French operations were also targeting Niger, Burkina Faso, Algeria, Cote d’Ivoire, and Chad, albeit to a lesser degree. Contrasting with Russia, the “coordinated inauthentic behaviour” identified was a violation of Facebook’s policy. As Russia and France both have strategic interests in Africa, the intent for such operations is self-explanatory. The capabilities of the French operation proved less effective. Intent and capability aside, as well as the success, the consequences are arguably even more significant. Russia’s troll farms are well documented. Attempting to ‘fight fire with fire’ in this case not only fell short but provided credibility to Russian troll farm actions. This will highly likely encourage Russian operations to increase, interpreting a ‘resorting’ attempt, especially in CAR.
When competing interests collided in the CAR case, the approach from the networks were practically identical. Networks attempted to expose the other as ‘fake news’, an ironic tactic from fake accounts. Martin Kossipé, the leading fake persona of the French operation labels Russian operation content as fake news. This was a common tactic from both sides, attempting to expose each other on participating groups and pages. The operations resorted to comical satire, involving cartoon animations of stereotypes and ulterior motives in CAR involvement. Both operations falsely accused authentic accounts, highly likely by misinterpretation, to be fake. This undermined credibility of authentic behaviour in the cyber space and increases suspicion of widespread fake news.
In a peculiar turn of events, the networks began to support each other. This was done by sharing one another’s post on the online community chats. The intent behind this approach is not clear but has a realistic probability of being an attempt to avoid ‘fake news’ suspicion. The accounts even befriended each other. This was all during the ongoing information war between the networks. As information warfare increases, this case study may be an example of what is to come. Unfortunately, this approach will highly likely damage credibility of online discussions and deter potential contributors from engagement.

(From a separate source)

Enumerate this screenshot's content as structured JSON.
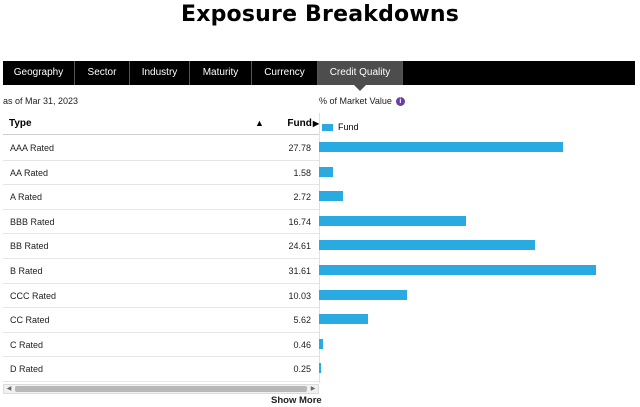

Image: Bryce Durbin (link)
Eren Ersozoglu is an analyst at Grey Dynamics. A former history graduate from Coventry University with a focus on links between terrorism and organised crime and intelligence and security studies graduate at Brunel University.